Can Mixed-Use Developers Break Into New York's Suburbs?
Members of New York's development community are embracing the idea of walkable growth in the city's suburbs.
Developers, an economist and the director of a New York community group gathered to discuss the exhaustive George Washington University School of Business Center for Urban Development and Analysis study that found only 2.5% of the Tri-State region's land is walkable urban at the presentation of the report's findings at 4 World Trade Center this week.
The report served more as a plan of action and rallying cry for developers to focus their energy more on downtowns of rail-linked suburbs, rather than in the already walkable New York City center of the region. It called for a breakup in urban planning circles with the suburban/urban dichotomy of thinking, instead focusing on development centered on improving local walkability.
Although the report identifies Chinatown as the most walkable area of the region, Asian Americans for Equality equality fund director Isabelle Leighton warned that the demand for walkable space is causing urban gentrification, and Chinatown is gentrifying very quickly.
"Citywide we have seen that over the last 10 years, rents in New York City have increased by 22%," Leighton said. "But in gentrifying places, that number is 35%."
Additionally, Leighton said she wants to see more services for low-income people to go with walkability in increasing high-density housing along transit corridors.
Taconic Investment Partners CEO Charles Bendit said he took particular interest in the finding that real estate values in walkable areas were on average two and a half times the value of drivable suburban areas. The developer and real estate operator said that he has observed firsthand the mismatch of demand for walkable and drivable suburban real estate.

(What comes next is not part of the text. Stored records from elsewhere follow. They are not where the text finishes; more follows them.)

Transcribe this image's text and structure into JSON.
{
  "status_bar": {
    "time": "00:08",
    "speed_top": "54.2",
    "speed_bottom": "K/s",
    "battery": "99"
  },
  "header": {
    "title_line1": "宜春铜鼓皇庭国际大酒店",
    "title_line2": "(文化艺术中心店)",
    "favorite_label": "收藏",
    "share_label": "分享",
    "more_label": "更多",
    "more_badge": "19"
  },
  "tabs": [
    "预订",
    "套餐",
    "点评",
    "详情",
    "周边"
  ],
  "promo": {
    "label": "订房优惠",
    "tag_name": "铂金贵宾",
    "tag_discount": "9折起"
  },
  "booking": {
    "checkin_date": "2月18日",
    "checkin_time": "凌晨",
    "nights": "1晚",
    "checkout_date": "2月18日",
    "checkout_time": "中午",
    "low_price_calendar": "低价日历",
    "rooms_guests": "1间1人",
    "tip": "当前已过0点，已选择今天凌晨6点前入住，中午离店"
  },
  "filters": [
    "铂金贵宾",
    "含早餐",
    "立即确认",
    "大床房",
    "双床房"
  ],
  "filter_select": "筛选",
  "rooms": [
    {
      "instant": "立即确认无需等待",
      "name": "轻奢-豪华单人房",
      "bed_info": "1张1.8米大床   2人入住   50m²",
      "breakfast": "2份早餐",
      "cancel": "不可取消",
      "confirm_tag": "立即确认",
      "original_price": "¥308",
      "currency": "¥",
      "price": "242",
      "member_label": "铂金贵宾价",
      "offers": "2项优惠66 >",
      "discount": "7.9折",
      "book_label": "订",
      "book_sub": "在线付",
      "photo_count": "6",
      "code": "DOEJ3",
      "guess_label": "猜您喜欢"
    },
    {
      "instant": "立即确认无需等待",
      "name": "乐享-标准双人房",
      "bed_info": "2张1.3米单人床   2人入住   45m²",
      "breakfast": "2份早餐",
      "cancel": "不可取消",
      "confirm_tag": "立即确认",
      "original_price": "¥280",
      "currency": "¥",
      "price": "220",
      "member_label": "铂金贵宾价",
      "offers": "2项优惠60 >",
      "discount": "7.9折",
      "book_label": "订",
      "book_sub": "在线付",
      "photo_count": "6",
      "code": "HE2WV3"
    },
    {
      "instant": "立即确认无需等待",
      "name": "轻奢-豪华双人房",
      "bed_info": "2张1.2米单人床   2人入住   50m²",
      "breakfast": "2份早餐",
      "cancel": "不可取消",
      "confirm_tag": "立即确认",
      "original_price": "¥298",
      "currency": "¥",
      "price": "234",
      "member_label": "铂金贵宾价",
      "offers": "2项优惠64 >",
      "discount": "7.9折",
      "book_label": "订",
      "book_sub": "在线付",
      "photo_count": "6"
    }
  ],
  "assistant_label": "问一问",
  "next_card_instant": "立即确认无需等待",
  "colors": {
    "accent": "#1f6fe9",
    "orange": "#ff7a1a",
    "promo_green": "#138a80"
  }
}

"I have not seen any change in office rents in many New Jersey suburbs and Westchester in the last 30 years," Bendit said. "But my firm bought a building in New York City in the 1980s which first rented for $45/SF that now fetches nearly $400/SF. That shows the incredible demand for walkable real estate."
Redfin economist Nela Richardson said she endorsed the report's finding that walkable development leads to social equity. She said social equity means everyone living in a community has access to opportunity and an ability to take advantage of regional economic growth.
"We have to frame this into an economic issue, rather than an affordable housing issue," Richardson said. "The pie is growing bigger, but we are making it so that people who work can't afford the pies."
Neighborhoods in the United States most open to people of all walks of life need to have the most diverse housing types. Richardson used Takoma Park, Md., as an example for others to follow; the community has the most varied housing stock and it close to Washington, DC.
While the development community could be eager to branch out with walkable development, it seems there is a lot of public education to do before the findings of the report become accepted by the greater community especially, those in suburbs who may not want to see change.
"We need to go to these communities and transform NIMBY into YIMBY," GWU CREUA chair Christopher Leinberger said.